What to work on →
The data is to be reproduced in full and without error.

++++++++++++++++++++

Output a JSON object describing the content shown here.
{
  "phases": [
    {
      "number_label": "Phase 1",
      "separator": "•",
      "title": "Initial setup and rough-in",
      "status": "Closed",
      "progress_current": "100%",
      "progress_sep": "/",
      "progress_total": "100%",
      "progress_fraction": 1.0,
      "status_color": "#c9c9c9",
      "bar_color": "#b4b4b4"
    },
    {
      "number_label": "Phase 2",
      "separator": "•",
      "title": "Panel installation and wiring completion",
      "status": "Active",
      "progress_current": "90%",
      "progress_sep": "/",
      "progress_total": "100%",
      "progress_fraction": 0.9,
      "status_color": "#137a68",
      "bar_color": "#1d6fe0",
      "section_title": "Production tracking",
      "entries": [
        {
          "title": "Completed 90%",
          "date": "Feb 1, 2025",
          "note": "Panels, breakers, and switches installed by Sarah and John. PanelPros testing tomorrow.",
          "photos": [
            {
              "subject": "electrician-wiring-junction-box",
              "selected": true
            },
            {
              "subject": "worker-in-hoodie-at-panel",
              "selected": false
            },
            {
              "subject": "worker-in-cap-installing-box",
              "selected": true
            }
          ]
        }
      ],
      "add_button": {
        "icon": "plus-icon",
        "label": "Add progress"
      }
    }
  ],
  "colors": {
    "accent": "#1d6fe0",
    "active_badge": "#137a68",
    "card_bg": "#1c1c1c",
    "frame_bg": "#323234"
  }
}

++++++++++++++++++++

Your response →
Output a JSON object describing the content shown here.
{
  "phases": [
    {
      "number_label": "Phase 1",
      "separator": "•",
      "title": "Initial setup and rough-in",
      "status": "Closed",
      "progress_current": "100%",
      "progress_sep": "/",
      "progress_total": "100%",
      "progress_fraction": 1.0,
      "status_color": "#c9c9c9",
      "bar_color": "#b4b4b4"
    },
    {
      "number_label": "Phase 2",
      "separator": "•",
      "title": "Panel installation and wiring completion",
      "status": "Active",
      "progress_current": "90%",
      "progress_sep": "/",
      "progress_total": "100%",
      "progress_fraction": 0.9,
      "status_color": "#137a68",
      "bar_color": "#1d6fe0",
      "section_title": "Production tracking",
      "entries": [
        {
          "title": "Completed 90%",
          "date": "Feb 1, 2025",
          "note": "Panels, breakers, and switches installed by Sarah and John. PanelPros testing tomorrow.",
          "photos": [
            {
              "subject": "electrician-wiring-junction-box",
              "selected": true
            },
            {
              "subject": "worker-in-hoodie-at-panel",
              "selected": false
            },
            {
              "subject": "worker-in-cap-installing-box",
              "selected": true
            }
          ]
        }
      ],
      "add_button": {
        "icon": "plus-icon",
        "label": "Add progress"
      }
    }
  ],
  "colors": {
    "accent": "#1d6fe0",
    "active_badge": "#137a68",
    "card_bg": "#1c1c1c",
    "frame_bg": "#323234"
  }
}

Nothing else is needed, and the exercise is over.